Already on the Drawing Board
Bombs as Fuel
One of the earliest ideas for interstellar travel comes from the 1958 Project Orion, which proposed that a vessel could travel to different stars using nuclear bombs as its fuel. A craft would drop about five bombs every second, whose detonations would propel it forward. Initially, this idea was proposed for a ship traveling to Mars. In the 1970s, the British Interplanetary Society revised the idea to create its Project Deadalus. This hypothetical craft would use fusion explosions to propel it past Barnard's star, a six light year trip, in about 50 years. Unfortunately for NASA researchers, the Nuclear Test Ban Treaty forbids the explosion of nuclear weapons in the Earth's atmosphere and developing a bomb-based ship would be illegal.
In the 1960s, the physicist Robert Bussard proposed a craft that would pick up fuel in space rather than carry its own. The Bussard Interstellar Ramjet is a hypothetical vehicle that would collect stray protons that exist in interstellar space with a magnetic scoop and somehow create fusion reactions that would propel the craft.
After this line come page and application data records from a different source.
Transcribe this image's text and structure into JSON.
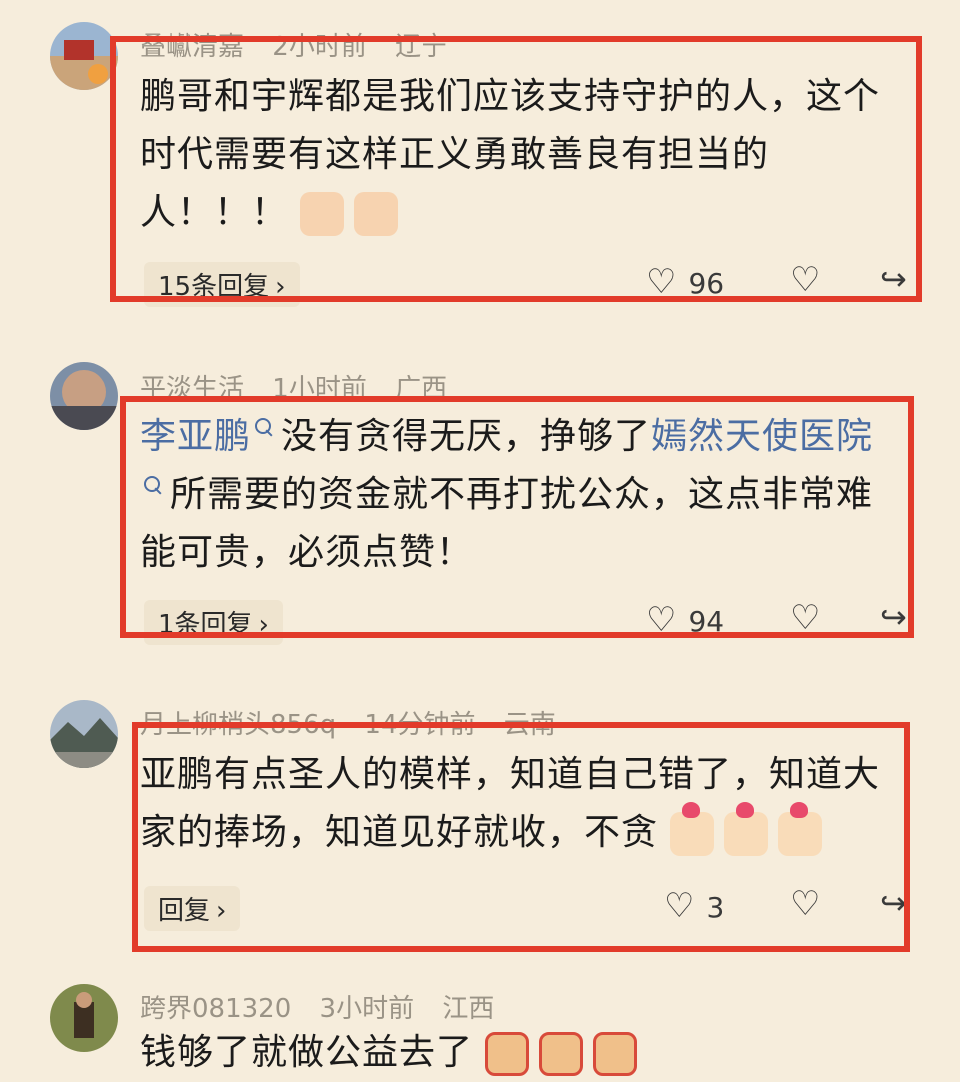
{
  "comments": [
    {
      "username": "叠巘清嘉",
      "time": "2小时前",
      "location": "辽宁",
      "text": "鹏哥和宇辉都是我们应该支持守护的人，这个时代需要有这样正义勇敢善良有担当的人！！！",
      "reply_label": "15条回复",
      "likes": "96",
      "emoji": [
        "pray",
        "pray"
      ]
    },
    {
      "username": "平淡生活",
      "time": "1小时前",
      "location": "广西",
      "text_parts": [
        {
          "type": "link",
          "text": "李亚鹏"
        },
        {
          "type": "text",
          "text": "没有贪得无厌，挣够了"
        },
        {
          "type": "link",
          "text": "嫣然天使医院"
        },
        {
          "type": "text",
          "text": "所需要的资金就不再打扰公众，这点非常难能可贵，必须点赞！"
        }
      ],
      "reply_label": "1条回复",
      "likes": "94"
    },
    {
      "username": "月上柳梢头856q",
      "time": "14分钟前",
      "location": "云南",
      "text": "亚鹏有点圣人的模样，知道自己错了，知道大家的捧场，知道见好就收，不贪",
      "reply_label": "回复",
      "likes": "3",
      "emoji": [
        "heart-hand",
        "heart-hand",
        "heart-hand"
      ]
    },
    {
      "username": "跨界081320",
      "time": "3小时前",
      "location": "江西",
      "text": "钱够了就做公益去了",
      "emoji": [
        "thumb",
        "thumb",
        "thumb"
      ]
    }
  ],
  "icons": {
    "like": "heart-outline-icon",
    "dislike": "broken-heart-icon",
    "share": "share-icon",
    "chevron": "chevron-right-icon"
  },
  "colors": {
    "highlight_box": "#e23b2a",
    "link": "#4b6da3",
    "background": "#f6eddc"
  }
}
This craft would work in theory, but there are still many problems that would have to be overcome: drag created by the scoop, how many protons can be scooped, much less somehow getting them to fuse.
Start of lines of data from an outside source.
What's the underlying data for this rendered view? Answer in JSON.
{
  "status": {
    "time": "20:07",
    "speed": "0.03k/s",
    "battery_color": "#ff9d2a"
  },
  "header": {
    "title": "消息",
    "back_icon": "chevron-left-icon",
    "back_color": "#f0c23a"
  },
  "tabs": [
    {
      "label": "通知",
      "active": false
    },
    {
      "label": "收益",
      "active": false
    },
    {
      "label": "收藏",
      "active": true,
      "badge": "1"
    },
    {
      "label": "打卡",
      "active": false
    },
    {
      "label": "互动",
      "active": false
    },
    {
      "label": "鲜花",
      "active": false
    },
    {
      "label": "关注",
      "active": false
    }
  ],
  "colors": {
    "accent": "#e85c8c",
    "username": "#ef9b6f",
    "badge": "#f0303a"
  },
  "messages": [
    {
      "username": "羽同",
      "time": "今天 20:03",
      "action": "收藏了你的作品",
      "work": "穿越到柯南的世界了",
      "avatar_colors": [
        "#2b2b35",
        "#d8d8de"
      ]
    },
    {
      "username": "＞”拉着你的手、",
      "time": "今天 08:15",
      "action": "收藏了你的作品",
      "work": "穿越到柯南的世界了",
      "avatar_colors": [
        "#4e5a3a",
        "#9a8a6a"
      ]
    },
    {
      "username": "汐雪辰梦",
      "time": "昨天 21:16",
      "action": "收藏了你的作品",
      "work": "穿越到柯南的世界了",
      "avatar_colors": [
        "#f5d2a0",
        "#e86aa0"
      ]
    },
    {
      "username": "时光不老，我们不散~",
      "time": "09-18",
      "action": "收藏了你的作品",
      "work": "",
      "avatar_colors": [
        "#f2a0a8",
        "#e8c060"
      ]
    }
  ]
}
When light strikes an object, it pushes on that object with a very small smount of force. If you use large amounts of light on a large surface, that force becomes noticeable. Robert Forward's proposed light sail works on this concept. A thousand-ton vehicle with a crew could make it to the nearest star in 10 years with a thousand kilometer sail and a 10-million-gigawatt laser. This sounds pretty simple until you realise that 10-million-gigawatts is 10,000 times the amount of power used on the entire Earth today. This technology requires a massive leap forward in creating energy before it can become viable.